The Oscar statuettes handed out at the annual Academy Awards ceremony each stand 13.5 inches (34.3 cm) high and weigh 8.5 pounds (3.9 kg). The core of the coveted award is made of bronze, and its glamorous sheen comes from a coating of 24-karat gold. Each statuette costs about $400 USD to manufacture. However, today’s movie stars don’t actually own their Oscars. They are essentially on loan from the Academy of Motion Picture Arts and Sciences. Since 1950, Oscar winners “have no right whatsoever” to the statuette, according to the Academy’s rules. And in a key 2015 court ruling, it was determined that an Oscar can’t be be sold without the owner (or his or her heirs) first offering to sell it back to the Academy for a token price of $1 USD.
Oscar's supporting cast:
- For three years during World War II, Oscar winners received painted plaster statues, because metal supplies were scarce. The winners got metallic replacements after the war ended.

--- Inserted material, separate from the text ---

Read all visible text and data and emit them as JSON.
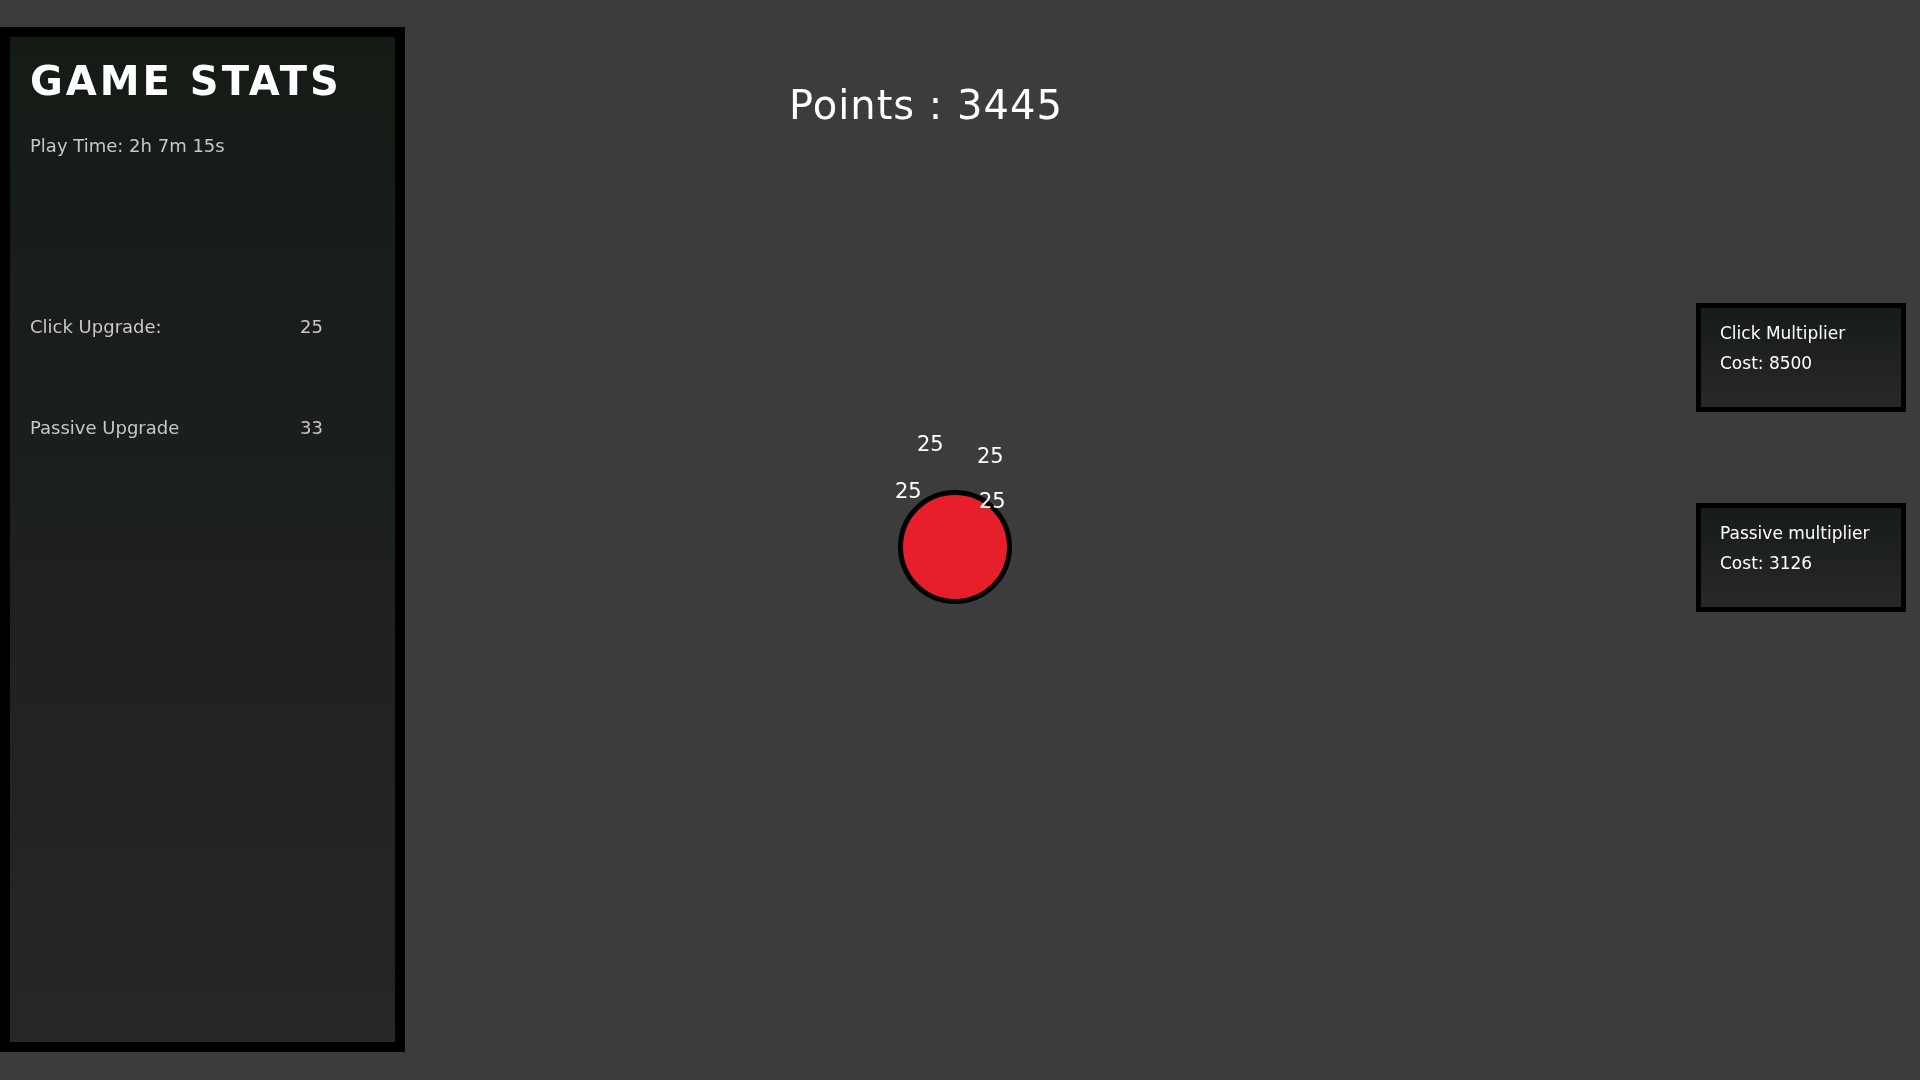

- Although the statuette is officially called the "Academy Award of Merit," it has been fondly known as Oscar since the 1930s; various stories claim that the "Oscar" name originated either with actress Bette Davis or Academy librarian Margaret Herrick.
- The statuettes awarded before the 1950 rule change can legally be sold, and some 150 early Oscars have been auctioned off. Michael Jackson reportedly purchased the Best Picture Oscar for Gone With the Wind (1939) for $1.54 million USD.